Exercise prompt: Give the listing again, word for word, and let no picture into it.

Data shown:
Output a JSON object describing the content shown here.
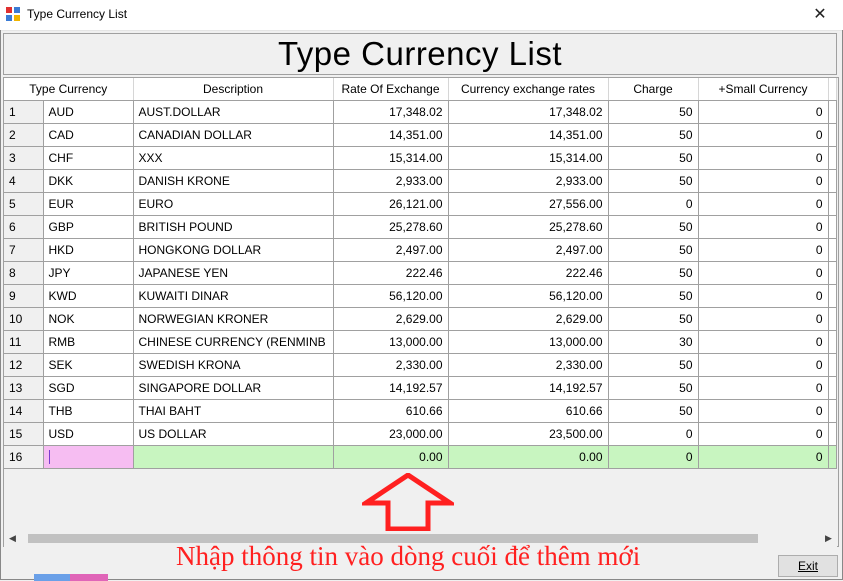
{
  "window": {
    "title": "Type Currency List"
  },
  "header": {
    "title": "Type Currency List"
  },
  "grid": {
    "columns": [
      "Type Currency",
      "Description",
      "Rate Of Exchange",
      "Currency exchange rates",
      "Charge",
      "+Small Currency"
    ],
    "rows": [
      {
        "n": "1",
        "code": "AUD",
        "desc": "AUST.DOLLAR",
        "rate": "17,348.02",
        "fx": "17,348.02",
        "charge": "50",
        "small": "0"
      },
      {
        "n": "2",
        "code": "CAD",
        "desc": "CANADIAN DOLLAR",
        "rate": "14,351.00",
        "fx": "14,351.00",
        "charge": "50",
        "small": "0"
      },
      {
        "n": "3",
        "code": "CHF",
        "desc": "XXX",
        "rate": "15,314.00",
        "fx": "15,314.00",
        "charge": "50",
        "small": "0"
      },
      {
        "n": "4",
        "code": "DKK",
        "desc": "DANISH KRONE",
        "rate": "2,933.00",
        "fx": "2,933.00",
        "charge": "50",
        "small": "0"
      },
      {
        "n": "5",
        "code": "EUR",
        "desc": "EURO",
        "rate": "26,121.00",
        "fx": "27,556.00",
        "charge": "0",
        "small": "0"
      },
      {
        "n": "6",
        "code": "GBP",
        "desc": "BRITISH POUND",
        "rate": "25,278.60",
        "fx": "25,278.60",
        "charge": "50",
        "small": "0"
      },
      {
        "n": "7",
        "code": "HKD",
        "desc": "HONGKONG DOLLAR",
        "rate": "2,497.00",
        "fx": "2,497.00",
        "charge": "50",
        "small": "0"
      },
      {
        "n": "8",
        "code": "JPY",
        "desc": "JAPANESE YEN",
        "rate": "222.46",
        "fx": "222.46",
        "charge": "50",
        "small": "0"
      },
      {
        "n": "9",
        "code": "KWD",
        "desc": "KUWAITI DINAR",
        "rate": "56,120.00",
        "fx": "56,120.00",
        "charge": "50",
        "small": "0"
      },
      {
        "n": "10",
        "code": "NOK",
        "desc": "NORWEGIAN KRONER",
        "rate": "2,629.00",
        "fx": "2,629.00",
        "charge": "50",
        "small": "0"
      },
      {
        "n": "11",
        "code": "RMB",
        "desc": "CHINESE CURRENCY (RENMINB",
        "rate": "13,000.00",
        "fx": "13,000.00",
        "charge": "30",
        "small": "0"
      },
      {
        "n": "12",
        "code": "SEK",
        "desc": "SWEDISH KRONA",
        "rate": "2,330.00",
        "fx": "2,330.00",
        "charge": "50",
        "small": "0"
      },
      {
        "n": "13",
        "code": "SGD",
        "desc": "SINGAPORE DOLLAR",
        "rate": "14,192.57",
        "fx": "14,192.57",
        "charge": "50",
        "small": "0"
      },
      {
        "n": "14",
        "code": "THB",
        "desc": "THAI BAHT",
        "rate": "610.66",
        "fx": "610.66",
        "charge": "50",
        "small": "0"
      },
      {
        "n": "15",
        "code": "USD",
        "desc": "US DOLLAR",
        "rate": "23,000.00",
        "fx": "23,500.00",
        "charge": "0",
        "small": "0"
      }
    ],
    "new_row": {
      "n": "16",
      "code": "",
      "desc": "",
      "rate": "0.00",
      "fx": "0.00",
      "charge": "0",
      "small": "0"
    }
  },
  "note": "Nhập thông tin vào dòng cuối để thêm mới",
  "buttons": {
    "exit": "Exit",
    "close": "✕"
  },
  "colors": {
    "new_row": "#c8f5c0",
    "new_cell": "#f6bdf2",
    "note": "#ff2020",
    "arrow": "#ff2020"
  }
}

Your response:
Output a JSON object describing the content shown here.
{
  "window": {
    "title": "Type Currency List"
  },
  "header": {
    "title": "Type Currency List"
  },
  "grid": {
    "columns": [
      "Type Currency",
      "Description",
      "Rate Of Exchange",
      "Currency exchange rates",
      "Charge",
      "+Small Currency"
    ],
    "rows": [
      {
        "n": "1",
        "code": "AUD",
        "desc": "AUST.DOLLAR",
        "rate": "17,348.02",
        "fx": "17,348.02",
        "charge": "50",
        "small": "0"
      },
      {
        "n": "2",
        "code": "CAD",
        "desc": "CANADIAN DOLLAR",
        "rate": "14,351.00",
        "fx": "14,351.00",
        "charge": "50",
        "small": "0"
      },
      {
        "n": "3",
        "code": "CHF",
        "desc": "XXX",
        "rate": "15,314.00",
        "fx": "15,314.00",
        "charge": "50",
        "small": "0"
      },
      {
        "n": "4",
        "code": "DKK",
        "desc": "DANISH KRONE",
        "rate": "2,933.00",
        "fx": "2,933.00",
        "charge": "50",
        "small": "0"
      },
      {
        "n": "5",
        "code": "EUR",
        "desc": "EURO",
        "rate": "26,121.00",
        "fx": "27,556.00",
        "charge": "0",
        "small": "0"
      },
      {
        "n": "6",
        "code": "GBP",
        "desc": "BRITISH POUND",
        "rate": "25,278.60",
        "fx": "25,278.60",
        "charge": "50",
        "small": "0"
      },
      {
        "n": "7",
        "code": "HKD",
        "desc": "HONGKONG DOLLAR",
        "rate": "2,497.00",
        "fx": "2,497.00",
        "charge": "50",
        "small": "0"
      },
      {
        "n": "8",
        "code": "JPY",
        "desc": "JAPANESE YEN",
        "rate": "222.46",
        "fx": "222.46",
        "charge": "50",
        "small": "0"
      },
      {
        "n": "9",
        "code": "KWD",
        "desc": "KUWAITI DINAR",
        "rate": "56,120.00",
        "fx": "56,120.00",
        "charge": "50",
        "small": "0"
      },
      {
        "n": "10",
        "code": "NOK",
        "desc": "NORWEGIAN KRONER",
        "rate": "2,629.00",
        "fx": "2,629.00",
        "charge": "50",
        "small": "0"
      },
      {
        "n": "11",
        "code": "RMB",
        "desc": "CHINESE CURRENCY (RENMINB",
        "rate": "13,000.00",
        "fx": "13,000.00",
        "charge": "30",
        "small": "0"
      },
      {
        "n": "12",
        "code": "SEK",
        "desc": "SWEDISH KRONA",
        "rate": "2,330.00",
        "fx": "2,330.00",
        "charge": "50",
        "small": "0"
      },
      {
        "n": "13",
        "code": "SGD",
        "desc": "SINGAPORE DOLLAR",
        "rate": "14,192.57",
        "fx": "14,192.57",
        "charge": "50",
        "small": "0"
      },
      {
        "n": "14",
        "code": "THB",
        "desc": "THAI BAHT",
        "rate": "610.66",
        "fx": "610.66",
        "charge": "50",
        "small": "0"
      },
      {
        "n": "15",
        "code": "USD",
        "desc": "US DOLLAR",
        "rate": "23,000.00",
        "fx": "23,500.00",
        "charge": "0",
        "small": "0"
      }
    ],
    "new_row": {
      "n": "16",
      "code": "",
      "desc": "",
      "rate": "0.00",
      "fx": "0.00",
      "charge": "0",
      "small": "0"
    }
  },
  "note": "Nhập thông tin vào dòng cuối để thêm mới",
  "buttons": {
    "exit": "Exit",
    "close": "✕"
  },
  "colors": {
    "new_row": "#c8f5c0",
    "new_cell": "#f6bdf2",
    "note": "#ff2020",
    "arrow": "#ff2020"
  }
}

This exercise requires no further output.